The fact that slow, measured breathing can slow heart rate, promote feelings of calm, and help reduce symptoms associated with anxiety, insomnia, PTSD, depression, and ADD is all the reason we need to begin a regular, deliberate practice. Begin with the following:
1. While standing or sitting, draw your elbows back slightly to allow your chest to expand.
2. Take a deep inhalation through your nose for a count of four.
3. Retain/hold your breath for a count of four.
4. Using your belly muscles, exhale through your nose for a count of eight.
5. Continue to breath like this for 2-5 minutes. See if you can eventually work your way up to 10 minutes.
Utilizing this method should bring your breathing down to a rate of about six exhalations per minute, which scientists are finding to be especially restorative, triggering a relaxation response in the brain and body.
Another useful technique is alternate nostril breathing, known as pranayama in India. This yogic technique also promotes relaxation and lowers heart rate.
Alternate nostril breathing is best practiced on an empty stomach. Avoid the practice if you’re feeling sick or congested. Keep your breath smooth and even throughout the practice.
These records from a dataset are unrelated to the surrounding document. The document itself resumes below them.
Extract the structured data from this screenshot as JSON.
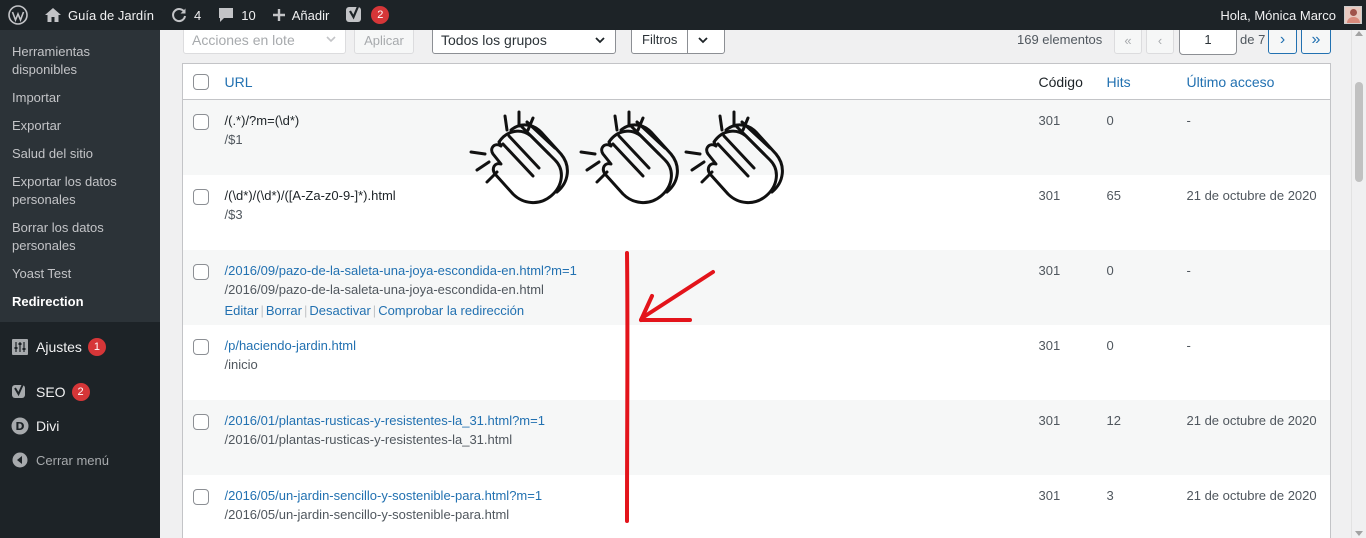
{
  "adminbar": {
    "site_name": "Guía de Jardín",
    "updates_count": "4",
    "comments_count": "10",
    "add_new_label": "Añadir",
    "yoast_badge": "2",
    "greeting": "Hola, Mónica Marco"
  },
  "sidebar": {
    "submenu": [
      {
        "label": "Herramientas disponibles"
      },
      {
        "label": "Importar"
      },
      {
        "label": "Exportar"
      },
      {
        "label": "Salud del sitio"
      },
      {
        "label": "Exportar los datos personales"
      },
      {
        "label": "Borrar los datos personales"
      },
      {
        "label": "Yoast Test"
      },
      {
        "label": "Redirection"
      }
    ],
    "menu": [
      {
        "label": "Ajustes",
        "badge": "1"
      },
      {
        "label": "SEO",
        "badge": "2"
      },
      {
        "label": "Divi"
      }
    ],
    "collapse_label": "Cerrar menú"
  },
  "toolbar": {
    "bulk_actions": "Acciones en lote",
    "apply": "Aplicar",
    "groups": "Todos los grupos",
    "filters": "Filtros",
    "items_count": "169 elementos",
    "first_page": "«",
    "prev_page": "‹",
    "current_page": "1",
    "of_pages": "de 7",
    "next_page": "›",
    "last_page": "»"
  },
  "table": {
    "headers": {
      "url": "URL",
      "code": "Código",
      "hits": "Hits",
      "last_access": "Último acceso"
    },
    "rows": [
      {
        "source": "/(.*)/?m=(\\d*)",
        "target": "/$1",
        "code": "301",
        "hits": "0",
        "last": "-"
      },
      {
        "source": "/(\\d*)/(\\d*)/([A-Za-z0-9-]*).html",
        "target": "/$3",
        "code": "301",
        "hits": "65",
        "last": "21 de octubre de 2020"
      },
      {
        "source": "/2016/09/pazo-de-la-saleta-una-joya-escondida-en.html?m=1",
        "target": "/2016/09/pazo-de-la-saleta-una-joya-escondida-en.html",
        "code": "301",
        "hits": "0",
        "last": "-",
        "actions": {
          "edit": "Editar",
          "delete": "Borrar",
          "disable": "Desactivar",
          "check": "Comprobar la redirección"
        }
      },
      {
        "source": "/p/haciendo-jardin.html",
        "target": "/inicio",
        "code": "301",
        "hits": "0",
        "last": "-"
      },
      {
        "source": "/2016/01/plantas-rusticas-y-resistentes-la_31.html?m=1",
        "target": "/2016/01/plantas-rusticas-y-resistentes-la_31.html",
        "code": "301",
        "hits": "12",
        "last": "21 de octubre de 2020"
      },
      {
        "source": "/2016/05/un-jardin-sencillo-y-sostenible-para.html?m=1",
        "target": "/2016/05/un-jardin-sencillo-y-sostenible-para.html",
        "code": "301",
        "hits": "3",
        "last": "21 de octubre de 2020"
      }
    ]
  },
  "annotations": {
    "clap_icon": "clapping-hands-icon",
    "marker_color": "#e3141b"
  },
  "colors": {
    "admin_bar": "#1d2327",
    "link": "#2271b1",
    "badge": "#d63638"
  }
}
1. Choose a comfortable seated position.
2. After an exhale, use your right thumb to gently close your right nostril.
3. Inhale through your left nostril and then close your left nostril with your middle or index finger.
4. Release your thumb and exhale out through your right nostril.
5. Inhale through your right nostril and then close this nostril.
6. Release your finger to open your left nostril and exhale through this side.
7. This is one cycle.
8. Continue this breathing pattern for up to 5 minutes.
9. Finish your session with an exhale on the left side.
You can utilize these techniques any time you’re feeling stressed or anxious throughout the day. Try them both, or least one, every day. Naturally, you should discontinue these practices if you experience any feelings of discomfort or agitation.